The researchers say that 73 percent of patients who received midazolam through an autoinjector were seizure-free when they arrived at the emergency department, compared with 63 percent of those who received IV treatment with lorazepam.
Patients in the autoinjector/midazolam group were also less likely to require hospitalization than those in the IV/lorazepam group. Both groups had similarly low rates of recurrent seizures.
"Patients with status epilepticus can suffer severe consequences if seizures are not stopped quickly. This study establishes that rapid intramuscular injection of an anticonvulsant drug is safe and effective," Dr. Walter Koroshetz, NINDS deputy director, said in an institute news release.
Another expert agreed.
"This study represents a major step toward keeping epilepsy patients safer from the serious neurologic and medical risks of prolonged status epilepticus," said Dr. Cynthia Harden, chief of the Division of Epilepsy and Electroencephalography at the Cushing Neuroscience Institute, part of the North Shore-LIJ Health System in Manhasset, N.Y.

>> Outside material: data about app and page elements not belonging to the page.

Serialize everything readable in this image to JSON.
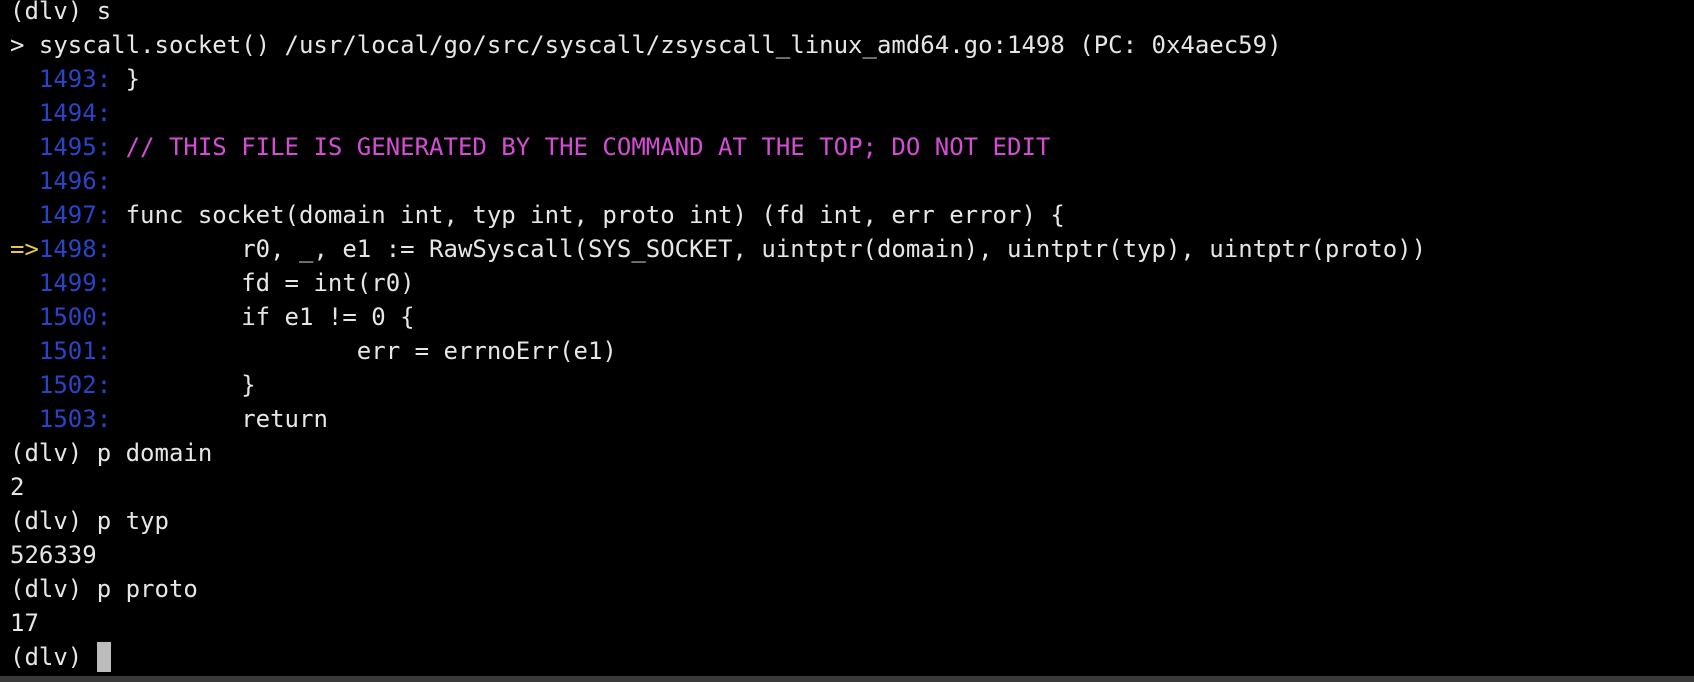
{
  "terminal": {
    "lines": [
      {
        "type": "text",
        "text": "(dlv) s"
      },
      {
        "type": "text",
        "text": "> syscall.socket() /usr/local/go/src/syscall/zsyscall_linux_amd64.go:1498 (PC: 0x4aec59)"
      },
      {
        "type": "code",
        "marker": "  ",
        "lineno": "1493:",
        "code": " }"
      },
      {
        "type": "code",
        "marker": "  ",
        "lineno": "1494:",
        "code": ""
      },
      {
        "type": "comment",
        "marker": "  ",
        "lineno": "1495:",
        "code": " // THIS FILE IS GENERATED BY THE COMMAND AT THE TOP; DO NOT EDIT"
      },
      {
        "type": "code",
        "marker": "  ",
        "lineno": "1496:",
        "code": ""
      },
      {
        "type": "code",
        "marker": "  ",
        "lineno": "1497:",
        "code": " func socket(domain int, typ int, proto int) (fd int, err error) {"
      },
      {
        "type": "code",
        "marker": "=>",
        "lineno": "1498:",
        "code": "         r0, _, e1 := RawSyscall(SYS_SOCKET, uintptr(domain), uintptr(typ), uintptr(proto))"
      },
      {
        "type": "code",
        "marker": "  ",
        "lineno": "1499:",
        "code": "         fd = int(r0)"
      },
      {
        "type": "code",
        "marker": "  ",
        "lineno": "1500:",
        "code": "         if e1 != 0 {"
      },
      {
        "type": "code",
        "marker": "  ",
        "lineno": "1501:",
        "code": "                 err = errnoErr(e1)"
      },
      {
        "type": "code",
        "marker": "  ",
        "lineno": "1502:",
        "code": "         }"
      },
      {
        "type": "code",
        "marker": "  ",
        "lineno": "1503:",
        "code": "         return"
      },
      {
        "type": "text",
        "text": "(dlv) p domain"
      },
      {
        "type": "text",
        "text": "2"
      },
      {
        "type": "text",
        "text": "(dlv) p typ"
      },
      {
        "type": "text",
        "text": "526339"
      },
      {
        "type": "text",
        "text": "(dlv) p proto"
      },
      {
        "type": "text",
        "text": "17"
      }
    ],
    "prompt": "(dlv) ",
    "colors": {
      "background": "#000000",
      "foreground": "#e6e6e6",
      "line_number": "#2a44c8",
      "comment": "#d44ed4",
      "current_line_arrow": "#e8c84a",
      "cursor": "#bdbdbd"
    }
  }
}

Could the autoinjector be safely used by non-medical personnel, such as family or friends? Harden said only more research can tell. "The device has great value in the clinical setting, when used by paramedics," she said, "and the safety of its use by non-medical persons such as family members remains to be clarified."
The study authors agreed. Currently, they said, the use of midazolam requires on-site medical supervision, and further research is needed before autoinjectors with the drug might be available for use by epilepsy patients and their family members.
All rights reserved